• Stored items
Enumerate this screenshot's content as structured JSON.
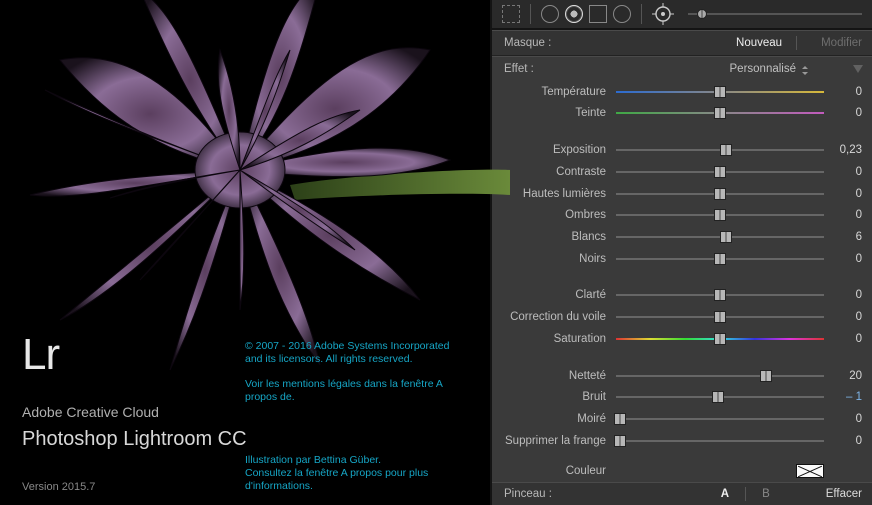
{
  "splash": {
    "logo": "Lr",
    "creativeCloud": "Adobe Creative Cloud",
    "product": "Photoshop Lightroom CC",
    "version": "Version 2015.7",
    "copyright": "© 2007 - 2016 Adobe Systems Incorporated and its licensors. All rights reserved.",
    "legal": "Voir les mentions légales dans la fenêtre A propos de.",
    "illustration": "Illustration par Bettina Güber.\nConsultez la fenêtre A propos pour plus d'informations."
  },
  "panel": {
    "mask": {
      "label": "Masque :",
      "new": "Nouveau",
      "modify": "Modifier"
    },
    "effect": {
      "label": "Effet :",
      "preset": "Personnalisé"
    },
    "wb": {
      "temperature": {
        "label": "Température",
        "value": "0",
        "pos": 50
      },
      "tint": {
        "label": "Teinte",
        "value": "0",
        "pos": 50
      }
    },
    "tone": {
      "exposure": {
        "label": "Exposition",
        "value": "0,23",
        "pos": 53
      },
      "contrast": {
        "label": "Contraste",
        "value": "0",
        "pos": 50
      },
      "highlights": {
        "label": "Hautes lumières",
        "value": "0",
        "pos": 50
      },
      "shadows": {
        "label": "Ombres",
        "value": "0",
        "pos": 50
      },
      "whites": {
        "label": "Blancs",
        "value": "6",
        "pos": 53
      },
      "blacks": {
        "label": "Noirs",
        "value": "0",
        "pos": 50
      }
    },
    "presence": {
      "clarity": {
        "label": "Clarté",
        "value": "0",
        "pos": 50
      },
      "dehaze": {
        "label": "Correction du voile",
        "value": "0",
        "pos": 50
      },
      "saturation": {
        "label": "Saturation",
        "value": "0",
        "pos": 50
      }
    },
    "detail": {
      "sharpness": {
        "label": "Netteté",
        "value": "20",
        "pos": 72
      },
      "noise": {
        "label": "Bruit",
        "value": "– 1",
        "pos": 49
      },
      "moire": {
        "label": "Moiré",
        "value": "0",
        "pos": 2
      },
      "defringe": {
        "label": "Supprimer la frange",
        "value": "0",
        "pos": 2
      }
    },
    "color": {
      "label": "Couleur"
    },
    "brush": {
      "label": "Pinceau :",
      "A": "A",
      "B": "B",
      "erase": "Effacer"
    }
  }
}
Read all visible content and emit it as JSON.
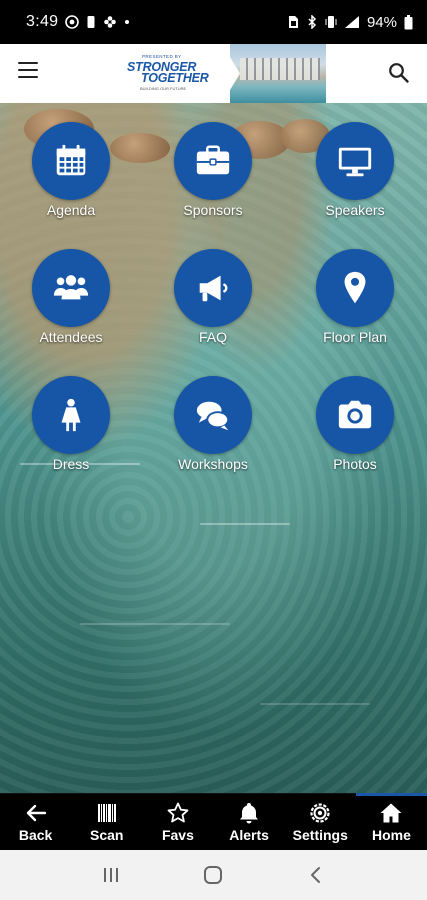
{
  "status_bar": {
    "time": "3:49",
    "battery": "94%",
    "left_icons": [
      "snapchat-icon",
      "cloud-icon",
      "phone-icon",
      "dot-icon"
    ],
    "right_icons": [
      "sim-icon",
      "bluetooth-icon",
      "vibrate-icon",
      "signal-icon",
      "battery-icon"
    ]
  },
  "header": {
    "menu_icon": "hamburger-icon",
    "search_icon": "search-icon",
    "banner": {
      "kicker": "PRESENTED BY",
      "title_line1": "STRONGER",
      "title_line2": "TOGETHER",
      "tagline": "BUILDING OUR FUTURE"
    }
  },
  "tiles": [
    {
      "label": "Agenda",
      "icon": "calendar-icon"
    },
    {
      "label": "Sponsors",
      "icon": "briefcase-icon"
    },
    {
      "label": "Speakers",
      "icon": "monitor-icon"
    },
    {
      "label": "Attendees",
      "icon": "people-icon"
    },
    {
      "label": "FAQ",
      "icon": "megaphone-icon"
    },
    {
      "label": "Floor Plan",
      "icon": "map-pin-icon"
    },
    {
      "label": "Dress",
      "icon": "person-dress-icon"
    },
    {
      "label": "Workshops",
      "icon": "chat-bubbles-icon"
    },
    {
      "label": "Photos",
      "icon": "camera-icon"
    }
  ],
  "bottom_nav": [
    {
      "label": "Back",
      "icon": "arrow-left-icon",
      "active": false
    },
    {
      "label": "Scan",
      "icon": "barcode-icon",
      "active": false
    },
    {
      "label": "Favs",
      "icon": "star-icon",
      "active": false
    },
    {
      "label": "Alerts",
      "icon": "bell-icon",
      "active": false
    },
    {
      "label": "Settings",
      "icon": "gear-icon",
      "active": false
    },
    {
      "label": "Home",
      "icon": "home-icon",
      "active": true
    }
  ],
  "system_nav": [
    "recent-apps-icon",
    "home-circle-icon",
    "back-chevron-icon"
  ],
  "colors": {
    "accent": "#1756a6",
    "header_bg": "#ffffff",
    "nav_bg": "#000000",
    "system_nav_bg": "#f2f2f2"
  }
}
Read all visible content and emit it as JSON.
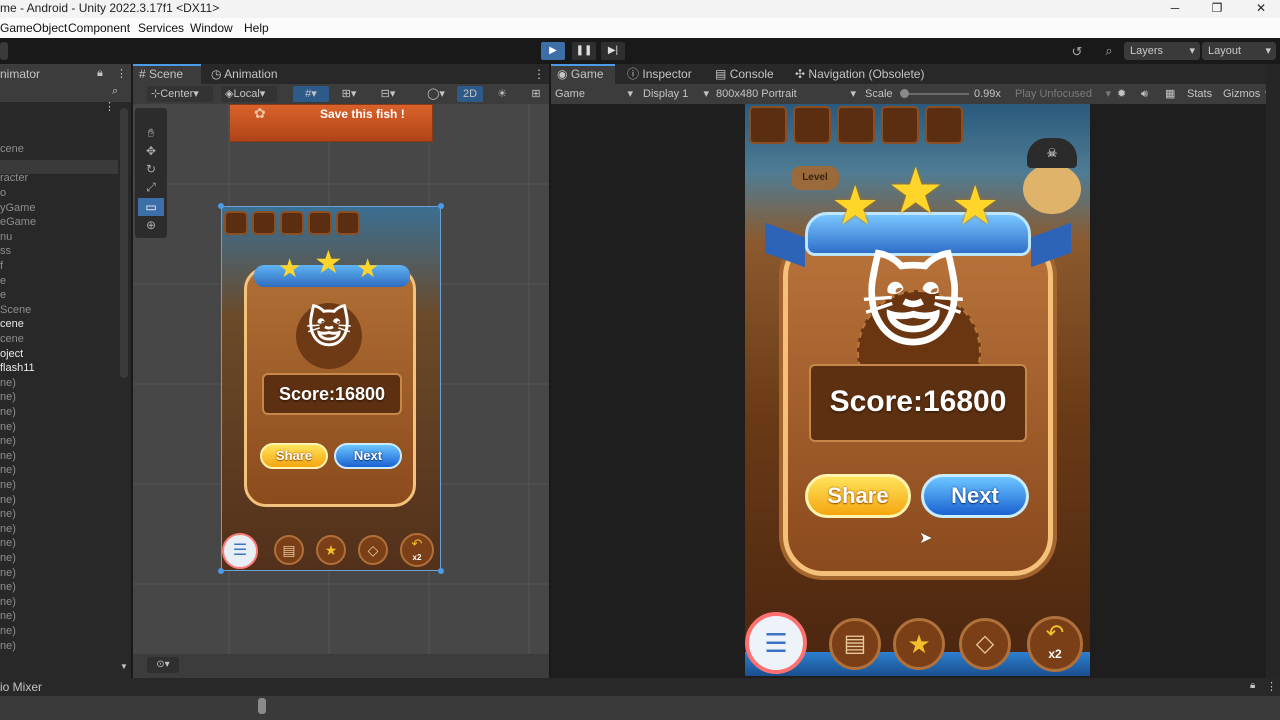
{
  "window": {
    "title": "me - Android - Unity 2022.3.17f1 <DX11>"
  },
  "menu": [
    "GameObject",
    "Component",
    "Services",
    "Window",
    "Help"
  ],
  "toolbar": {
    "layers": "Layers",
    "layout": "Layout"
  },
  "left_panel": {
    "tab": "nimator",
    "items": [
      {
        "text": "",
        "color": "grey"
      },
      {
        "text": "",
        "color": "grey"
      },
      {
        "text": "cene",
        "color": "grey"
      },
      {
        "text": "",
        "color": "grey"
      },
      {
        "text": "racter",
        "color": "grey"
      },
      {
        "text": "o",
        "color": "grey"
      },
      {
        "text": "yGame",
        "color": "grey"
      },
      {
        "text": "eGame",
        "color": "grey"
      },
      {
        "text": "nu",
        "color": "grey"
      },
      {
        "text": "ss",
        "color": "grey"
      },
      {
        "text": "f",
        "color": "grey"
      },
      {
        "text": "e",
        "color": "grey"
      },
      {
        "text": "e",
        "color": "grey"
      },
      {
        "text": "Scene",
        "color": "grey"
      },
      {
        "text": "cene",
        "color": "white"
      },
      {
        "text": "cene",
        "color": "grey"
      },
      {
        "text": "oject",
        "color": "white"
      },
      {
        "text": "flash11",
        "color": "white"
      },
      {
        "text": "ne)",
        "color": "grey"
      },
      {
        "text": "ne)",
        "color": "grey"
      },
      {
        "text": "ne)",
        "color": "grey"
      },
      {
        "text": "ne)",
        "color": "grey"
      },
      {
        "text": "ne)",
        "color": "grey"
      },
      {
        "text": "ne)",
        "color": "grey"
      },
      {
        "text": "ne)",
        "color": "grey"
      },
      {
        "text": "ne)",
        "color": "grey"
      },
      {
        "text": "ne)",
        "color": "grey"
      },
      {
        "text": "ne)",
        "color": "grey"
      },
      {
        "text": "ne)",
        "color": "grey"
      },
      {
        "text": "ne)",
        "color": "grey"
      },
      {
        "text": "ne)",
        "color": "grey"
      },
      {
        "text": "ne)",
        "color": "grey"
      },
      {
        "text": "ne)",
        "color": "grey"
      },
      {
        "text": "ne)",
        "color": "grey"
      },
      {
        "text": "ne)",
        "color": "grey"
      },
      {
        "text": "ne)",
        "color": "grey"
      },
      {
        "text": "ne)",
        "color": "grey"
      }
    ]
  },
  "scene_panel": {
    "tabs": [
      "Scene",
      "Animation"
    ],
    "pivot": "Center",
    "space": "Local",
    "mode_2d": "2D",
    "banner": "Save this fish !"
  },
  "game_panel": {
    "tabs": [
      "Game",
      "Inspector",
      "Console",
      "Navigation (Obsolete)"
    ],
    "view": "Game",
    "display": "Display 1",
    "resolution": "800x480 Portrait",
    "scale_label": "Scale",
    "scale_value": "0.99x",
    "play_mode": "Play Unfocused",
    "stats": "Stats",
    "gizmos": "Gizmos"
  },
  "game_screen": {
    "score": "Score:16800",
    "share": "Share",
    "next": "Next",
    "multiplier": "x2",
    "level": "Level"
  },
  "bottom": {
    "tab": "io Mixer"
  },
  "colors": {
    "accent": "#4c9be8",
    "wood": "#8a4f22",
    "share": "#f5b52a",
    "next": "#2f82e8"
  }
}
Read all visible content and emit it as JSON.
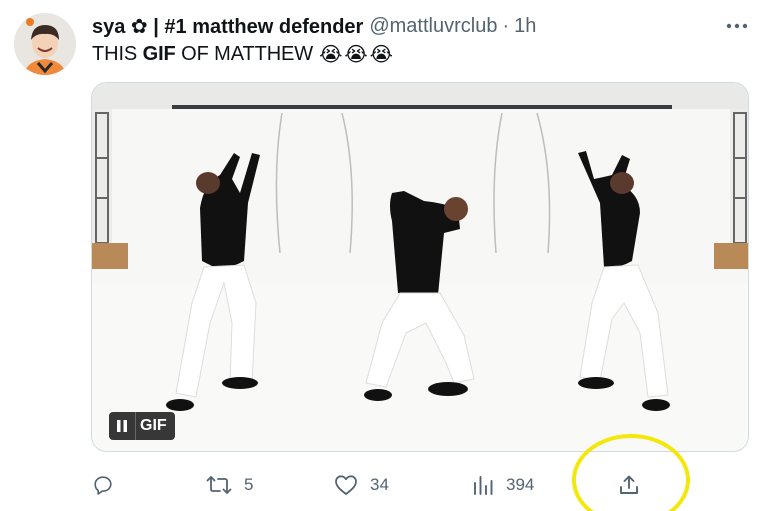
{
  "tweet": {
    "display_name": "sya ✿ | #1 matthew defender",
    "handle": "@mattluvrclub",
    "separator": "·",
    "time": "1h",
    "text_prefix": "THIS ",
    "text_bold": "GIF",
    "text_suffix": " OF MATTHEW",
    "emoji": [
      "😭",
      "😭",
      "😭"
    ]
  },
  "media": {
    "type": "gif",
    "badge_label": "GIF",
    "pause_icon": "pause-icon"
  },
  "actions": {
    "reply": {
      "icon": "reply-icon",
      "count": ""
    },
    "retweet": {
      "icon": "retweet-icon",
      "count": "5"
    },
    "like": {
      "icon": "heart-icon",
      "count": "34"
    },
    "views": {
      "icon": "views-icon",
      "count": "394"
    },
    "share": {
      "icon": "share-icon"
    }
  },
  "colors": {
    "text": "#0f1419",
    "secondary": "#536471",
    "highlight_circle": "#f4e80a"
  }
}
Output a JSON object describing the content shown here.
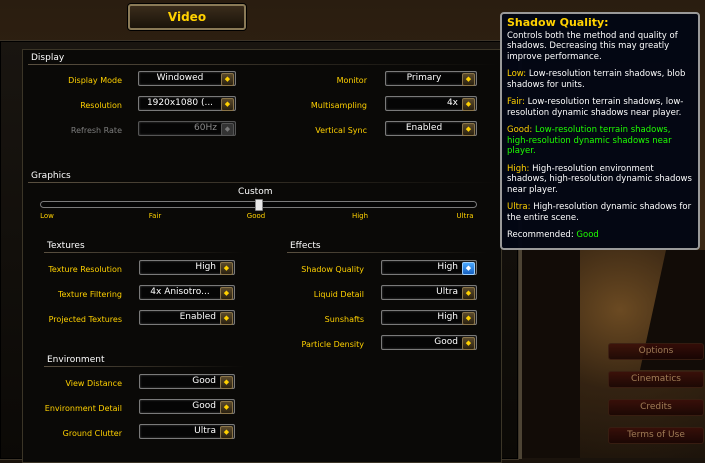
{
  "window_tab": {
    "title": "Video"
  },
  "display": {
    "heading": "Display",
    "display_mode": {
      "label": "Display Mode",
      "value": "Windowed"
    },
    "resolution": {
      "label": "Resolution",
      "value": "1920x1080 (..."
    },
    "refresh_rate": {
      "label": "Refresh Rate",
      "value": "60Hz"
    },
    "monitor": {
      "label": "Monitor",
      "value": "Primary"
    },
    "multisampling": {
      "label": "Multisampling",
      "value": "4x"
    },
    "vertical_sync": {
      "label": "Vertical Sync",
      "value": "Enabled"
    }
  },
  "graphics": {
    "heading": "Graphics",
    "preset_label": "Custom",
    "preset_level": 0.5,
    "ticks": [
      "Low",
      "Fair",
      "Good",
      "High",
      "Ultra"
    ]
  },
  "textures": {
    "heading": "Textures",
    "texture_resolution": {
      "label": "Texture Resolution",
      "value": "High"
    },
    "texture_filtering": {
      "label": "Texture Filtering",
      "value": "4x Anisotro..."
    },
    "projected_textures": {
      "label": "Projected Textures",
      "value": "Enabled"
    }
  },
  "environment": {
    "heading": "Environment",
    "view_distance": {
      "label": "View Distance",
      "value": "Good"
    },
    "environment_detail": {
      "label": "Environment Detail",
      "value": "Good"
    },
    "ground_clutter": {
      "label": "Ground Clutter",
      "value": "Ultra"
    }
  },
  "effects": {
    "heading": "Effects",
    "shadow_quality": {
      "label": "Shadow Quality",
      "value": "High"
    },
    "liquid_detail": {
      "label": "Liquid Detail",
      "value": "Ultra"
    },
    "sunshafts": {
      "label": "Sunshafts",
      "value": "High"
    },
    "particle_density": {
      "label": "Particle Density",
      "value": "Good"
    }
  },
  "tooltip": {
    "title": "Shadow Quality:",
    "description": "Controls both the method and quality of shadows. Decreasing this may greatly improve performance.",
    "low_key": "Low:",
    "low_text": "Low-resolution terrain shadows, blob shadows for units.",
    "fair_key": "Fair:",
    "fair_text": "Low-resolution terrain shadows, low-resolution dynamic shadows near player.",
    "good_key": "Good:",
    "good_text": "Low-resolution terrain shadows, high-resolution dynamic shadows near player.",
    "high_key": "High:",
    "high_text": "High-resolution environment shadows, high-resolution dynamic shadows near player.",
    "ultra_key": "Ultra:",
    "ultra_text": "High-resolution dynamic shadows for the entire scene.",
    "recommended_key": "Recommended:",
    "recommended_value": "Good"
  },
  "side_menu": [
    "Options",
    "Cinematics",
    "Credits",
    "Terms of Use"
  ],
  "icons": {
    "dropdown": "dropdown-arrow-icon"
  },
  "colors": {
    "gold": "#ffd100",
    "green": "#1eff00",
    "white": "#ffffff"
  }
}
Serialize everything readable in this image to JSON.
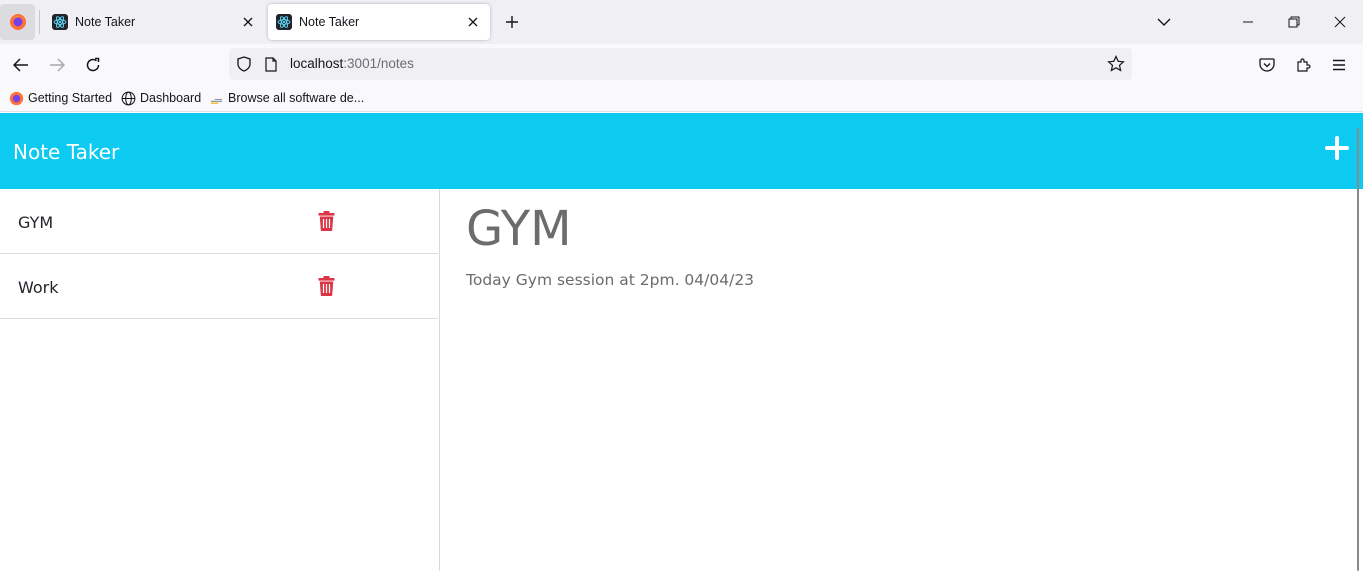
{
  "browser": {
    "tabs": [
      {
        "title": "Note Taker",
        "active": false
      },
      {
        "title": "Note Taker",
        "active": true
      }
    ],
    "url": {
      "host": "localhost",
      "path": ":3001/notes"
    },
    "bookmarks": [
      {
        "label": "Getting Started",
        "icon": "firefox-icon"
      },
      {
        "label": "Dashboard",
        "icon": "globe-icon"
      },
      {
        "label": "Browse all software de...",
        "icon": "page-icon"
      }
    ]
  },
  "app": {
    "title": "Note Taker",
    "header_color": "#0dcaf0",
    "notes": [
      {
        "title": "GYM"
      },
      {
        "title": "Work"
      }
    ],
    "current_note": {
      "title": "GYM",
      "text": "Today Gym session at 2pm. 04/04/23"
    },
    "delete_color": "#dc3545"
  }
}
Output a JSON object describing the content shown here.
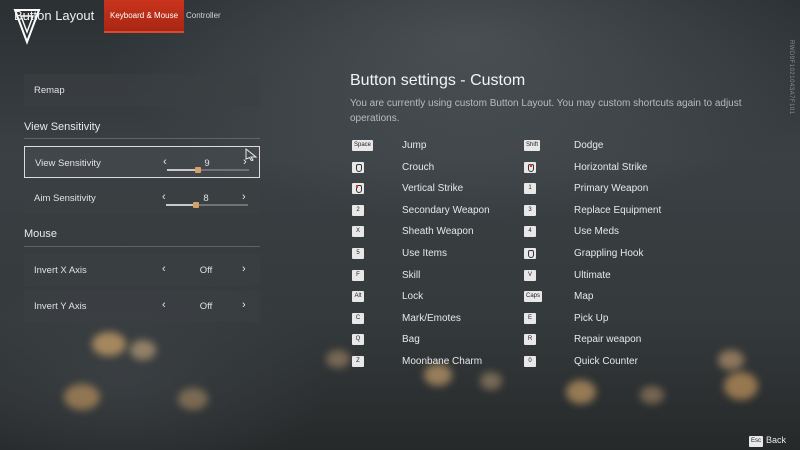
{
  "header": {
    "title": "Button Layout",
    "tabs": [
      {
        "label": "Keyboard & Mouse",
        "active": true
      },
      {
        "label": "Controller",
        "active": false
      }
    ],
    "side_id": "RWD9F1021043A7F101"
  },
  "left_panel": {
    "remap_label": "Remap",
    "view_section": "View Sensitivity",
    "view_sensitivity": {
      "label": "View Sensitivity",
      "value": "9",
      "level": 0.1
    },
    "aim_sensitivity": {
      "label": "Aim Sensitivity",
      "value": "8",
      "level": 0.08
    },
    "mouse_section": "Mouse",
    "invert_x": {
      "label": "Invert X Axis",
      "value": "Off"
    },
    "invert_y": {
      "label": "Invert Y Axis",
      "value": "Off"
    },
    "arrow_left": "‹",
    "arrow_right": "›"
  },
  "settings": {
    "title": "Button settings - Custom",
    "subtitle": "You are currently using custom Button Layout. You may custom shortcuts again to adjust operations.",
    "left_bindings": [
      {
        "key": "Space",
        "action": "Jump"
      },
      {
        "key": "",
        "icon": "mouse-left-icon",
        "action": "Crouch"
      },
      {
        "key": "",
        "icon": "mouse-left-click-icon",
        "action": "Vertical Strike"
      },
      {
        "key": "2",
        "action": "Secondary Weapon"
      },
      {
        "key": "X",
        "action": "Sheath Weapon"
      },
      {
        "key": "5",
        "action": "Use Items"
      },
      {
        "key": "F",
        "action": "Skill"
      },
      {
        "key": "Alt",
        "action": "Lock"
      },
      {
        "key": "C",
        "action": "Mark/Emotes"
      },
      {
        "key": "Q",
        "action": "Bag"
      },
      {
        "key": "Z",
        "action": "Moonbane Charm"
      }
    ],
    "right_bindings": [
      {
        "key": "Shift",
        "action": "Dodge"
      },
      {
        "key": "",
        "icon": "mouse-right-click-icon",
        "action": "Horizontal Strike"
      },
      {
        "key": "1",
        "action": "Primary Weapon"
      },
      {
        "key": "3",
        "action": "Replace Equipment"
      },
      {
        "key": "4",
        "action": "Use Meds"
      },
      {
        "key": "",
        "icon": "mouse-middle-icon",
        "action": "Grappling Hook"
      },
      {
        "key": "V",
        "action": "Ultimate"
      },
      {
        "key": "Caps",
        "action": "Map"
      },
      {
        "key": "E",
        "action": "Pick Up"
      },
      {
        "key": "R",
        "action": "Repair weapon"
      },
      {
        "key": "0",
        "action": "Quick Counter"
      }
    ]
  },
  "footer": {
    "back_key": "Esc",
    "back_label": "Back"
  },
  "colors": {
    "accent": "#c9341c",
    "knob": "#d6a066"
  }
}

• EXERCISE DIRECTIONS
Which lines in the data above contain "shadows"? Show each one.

• TASK ANSWER
      "shadows": {
    "description": "Controls both the method and quality of shadows. Decreasing this may greatly improve performance.",
    "low_text": "Low-resolution terrain shadows, blob shadows for units.",
    "fair_text": "Low-resolution terrain shadows, low-resolution dynamic shadows near player.",
    "good_text": "Low-resolution terrain shadows, high-resolution dynamic shadows near player.",
    "high_text": "High-resolution environment shadows, high-resolution dynamic shadows near player.",
    "ultra_text": "High-resolution dynamic shadows for the entire scene.",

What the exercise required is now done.